Interface dataset entries:

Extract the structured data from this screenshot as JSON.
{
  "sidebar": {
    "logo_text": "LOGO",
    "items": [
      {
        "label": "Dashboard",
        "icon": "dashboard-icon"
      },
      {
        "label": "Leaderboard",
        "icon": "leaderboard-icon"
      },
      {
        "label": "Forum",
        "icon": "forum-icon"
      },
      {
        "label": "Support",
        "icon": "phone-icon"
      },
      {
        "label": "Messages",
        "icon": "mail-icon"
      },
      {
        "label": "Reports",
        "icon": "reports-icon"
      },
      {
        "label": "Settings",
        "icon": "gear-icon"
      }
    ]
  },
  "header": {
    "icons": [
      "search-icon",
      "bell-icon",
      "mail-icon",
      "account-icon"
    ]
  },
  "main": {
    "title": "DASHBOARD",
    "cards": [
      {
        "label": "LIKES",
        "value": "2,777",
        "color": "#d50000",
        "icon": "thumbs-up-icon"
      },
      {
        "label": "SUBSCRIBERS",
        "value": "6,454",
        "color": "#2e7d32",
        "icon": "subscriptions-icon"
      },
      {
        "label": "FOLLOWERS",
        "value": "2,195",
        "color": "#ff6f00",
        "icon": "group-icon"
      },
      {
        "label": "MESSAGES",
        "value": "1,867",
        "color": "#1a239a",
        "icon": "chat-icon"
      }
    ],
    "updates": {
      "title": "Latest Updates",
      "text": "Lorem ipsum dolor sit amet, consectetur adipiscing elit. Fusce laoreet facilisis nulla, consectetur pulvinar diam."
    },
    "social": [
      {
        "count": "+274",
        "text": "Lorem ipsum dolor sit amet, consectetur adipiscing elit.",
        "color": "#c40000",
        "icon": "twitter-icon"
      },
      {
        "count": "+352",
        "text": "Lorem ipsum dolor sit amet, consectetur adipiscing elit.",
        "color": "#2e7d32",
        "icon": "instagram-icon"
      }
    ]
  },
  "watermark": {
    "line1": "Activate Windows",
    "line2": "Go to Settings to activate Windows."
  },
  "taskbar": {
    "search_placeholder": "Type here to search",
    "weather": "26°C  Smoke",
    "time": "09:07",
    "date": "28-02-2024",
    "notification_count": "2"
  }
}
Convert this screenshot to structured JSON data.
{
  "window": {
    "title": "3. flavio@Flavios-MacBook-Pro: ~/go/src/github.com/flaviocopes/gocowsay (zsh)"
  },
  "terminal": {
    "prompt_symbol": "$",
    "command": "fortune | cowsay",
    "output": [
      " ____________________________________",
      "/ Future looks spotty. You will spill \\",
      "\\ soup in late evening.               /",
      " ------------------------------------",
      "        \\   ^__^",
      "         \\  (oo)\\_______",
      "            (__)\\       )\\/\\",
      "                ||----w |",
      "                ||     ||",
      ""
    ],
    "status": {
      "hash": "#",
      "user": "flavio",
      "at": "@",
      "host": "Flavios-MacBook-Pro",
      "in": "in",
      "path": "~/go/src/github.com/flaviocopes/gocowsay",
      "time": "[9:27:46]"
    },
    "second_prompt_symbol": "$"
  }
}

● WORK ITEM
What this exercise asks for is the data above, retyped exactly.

● FINAL ANSWER
Extract the structured data from this screenshot as JSON.
{
  "sidebar": {
    "logo_text": "LOGO",
    "items": [
      {
        "label": "Dashboard",
        "icon": "dashboard-icon"
      },
      {
        "label": "Leaderboard",
        "icon": "leaderboard-icon"
      },
      {
        "label": "Forum",
        "icon": "forum-icon"
      },
      {
        "label": "Support",
        "icon": "phone-icon"
      },
      {
        "label": "Messages",
        "icon": "mail-icon"
      },
      {
        "label": "Reports",
        "icon": "reports-icon"
      },
      {
        "label": "Settings",
        "icon": "gear-icon"
      }
    ]
  },
  "header": {
    "icons": [
      "search-icon",
      "bell-icon",
      "mail-icon",
      "account-icon"
    ]
  },
  "main": {
    "title": "DASHBOARD",
    "cards": [
      {
        "label": "LIKES",
        "value": "2,777",
        "color": "#d50000",
        "icon": "thumbs-up-icon"
      },
      {
        "label": "SUBSCRIBERS",
        "value": "6,454",
        "color": "#2e7d32",
        "icon": "subscriptions-icon"
      },
      {
        "label": "FOLLOWERS",
        "value": "2,195",
        "color": "#ff6f00",
        "icon": "group-icon"
      },
      {
        "label": "MESSAGES",
        "value": "1,867",
        "color": "#1a239a",
        "icon": "chat-icon"
      }
    ],
    "updates": {
      "title": "Latest Updates",
      "text": "Lorem ipsum dolor sit amet, consectetur adipiscing elit. Fusce laoreet facilisis nulla, consectetur pulvinar diam."
    },
    "social": [
      {
        "count": "+274",
        "text": "Lorem ipsum dolor sit amet, consectetur adipiscing elit.",
        "color": "#c40000",
        "icon": "twitter-icon"
      },
      {
        "count": "+352",
        "text": "Lorem ipsum dolor sit amet, consectetur adipiscing elit.",
        "color": "#2e7d32",
        "icon": "instagram-icon"
      }
    ]
  },
  "watermark": {
    "line1": "Activate Windows",
    "line2": "Go to Settings to activate Windows."
  },
  "taskbar": {
    "search_placeholder": "Type here to search",
    "weather": "26°C  Smoke",
    "time": "09:07",
    "date": "28-02-2024",
    "notification_count": "2"
  }
}
Convert this screenshot to structured JSON data.
{
  "window": {
    "title": "3. flavio@Flavios-MacBook-Pro: ~/go/src/github.com/flaviocopes/gocowsay (zsh)"
  },
  "terminal": {
    "prompt_symbol": "$",
    "command": "fortune | cowsay",
    "output": [
      " ____________________________________",
      "/ Future looks spotty. You will spill \\",
      "\\ soup in late evening.               /",
      " ------------------------------------",
      "        \\   ^__^",
      "         \\  (oo)\\_______",
      "            (__)\\       )\\/\\",
      "                ||----w |",
      "                ||     ||",
      ""
    ],
    "status": {
      "hash": "#",
      "user": "flavio",
      "at": "@",
      "host": "Flavios-MacBook-Pro",
      "in": "in",
      "path": "~/go/src/github.com/flaviocopes/gocowsay",
      "time": "[9:27:46]"
    },
    "second_prompt_symbol": "$"
  }
}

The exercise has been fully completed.